As the virus continues to spread, Karen, her husband and their toddler remain almost completely indoors, primarily going to medical appointments and outdoor activities such as bike rides, picnics and hikes. When friends come over, her family comes with them through the window. This means that large holiday gatherings will not be on the table for the foreseeable future.

“It was always very important to me to have an open house for everyone who had nowhere to go” during the holidays, Karen says. But these days, her door is closed to everyone except her husband’s parents, who live nearby and lead a similarly reclusive lifestyle.

Max, who is 26 and lives in New York, follows his parents’ example when it comes to the virus. His parents wear masks everywhere and avoid riskier environments, like restaurants and movie theaters, because COVID-19 can be serious for people in their age group. Max decided to spend Thanksgiving with his girlfriend’s family rather than his own to avoid worrying his parents about potential illness.

He may go home for the winter holidays, he says, because before then he will have more time for quarantine and testing. Max says he’d feel good about giving up those precautions if his parents didn’t ask for them anymore, but for now he’s happy to do what they’re comfortable with. “I understand the principle that riskier people make the rules,” he says.

Not everyone is so understanding. Kara Darling, 46, who lives in Delaware, is in the process of divorcing her husband because he was ready to “reintegrate” into society around the time vaccines started coming out, and she chose to stay very cautious about COVID by working at a distance, educating children at home and socializing only with those who are prepared to take strict precautions. Darling’s attitude is based on both her work as a practice and research manager at a clinic that treats people with complex conditions, which exposed her to the realities of living with Long COVID, and the fact that three of her children have overactive immune systems.

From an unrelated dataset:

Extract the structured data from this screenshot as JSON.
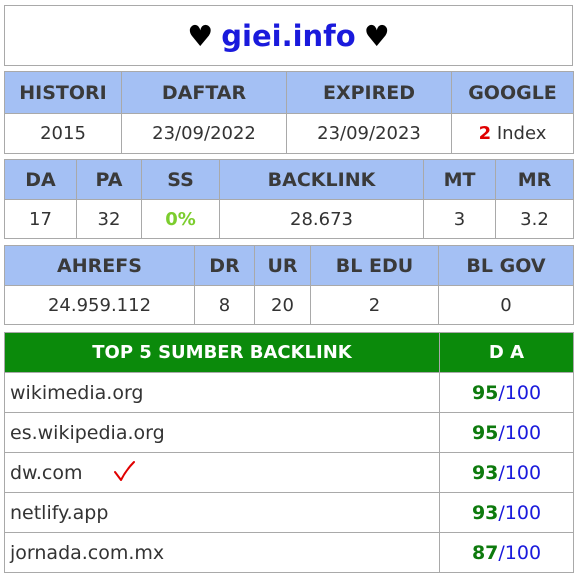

Read more: How to tell if your health problems are normal—or a sign of something else

“You’re grieving your plans and the reality you thought you were going to have and what you thought life was going to be like,” she says. “When you come to acceptance, then the question becomes, ‘Am I going to sit and mourn the existence of the life I wish I had, or am I going to turn away?'”

Dragi decided to turn around. She runs multiple Facebook groups for people who are “still suffering from COVID” — that is, still taking precautions against contracting the virus. She also organized regular outdoor gatherings for homeschoolers in her area and created a community ready to build new holiday traditions during the pandemic. Valentine’s Day cards and Halloween treats to families in her circle “still suffering from covid.” On Thanksgiving, they exchange homemade dishes and eat them together via Zoom. They leave gifts on porches for birthdays and honk their horns as they pass by to greet them.

Darling’s Thanksgiving will be small this year – just her household, her oldest son and her son’s girlfriend, cooking and eating together at home. (Darling’s son and his girlfriend don’t live with her, so she will avoid all unnecessary public activities, wear respirators and get tested multiple times in the 10 days before her arrival.) But outside the walls of her home, Darling has built bonds that help her get through the dark times.

“It’s about being part of a community,” she says. “We built a reliable family.”

More must-reads from TIME


Write Jamie Ducharme at jamie.ducharme@time.com.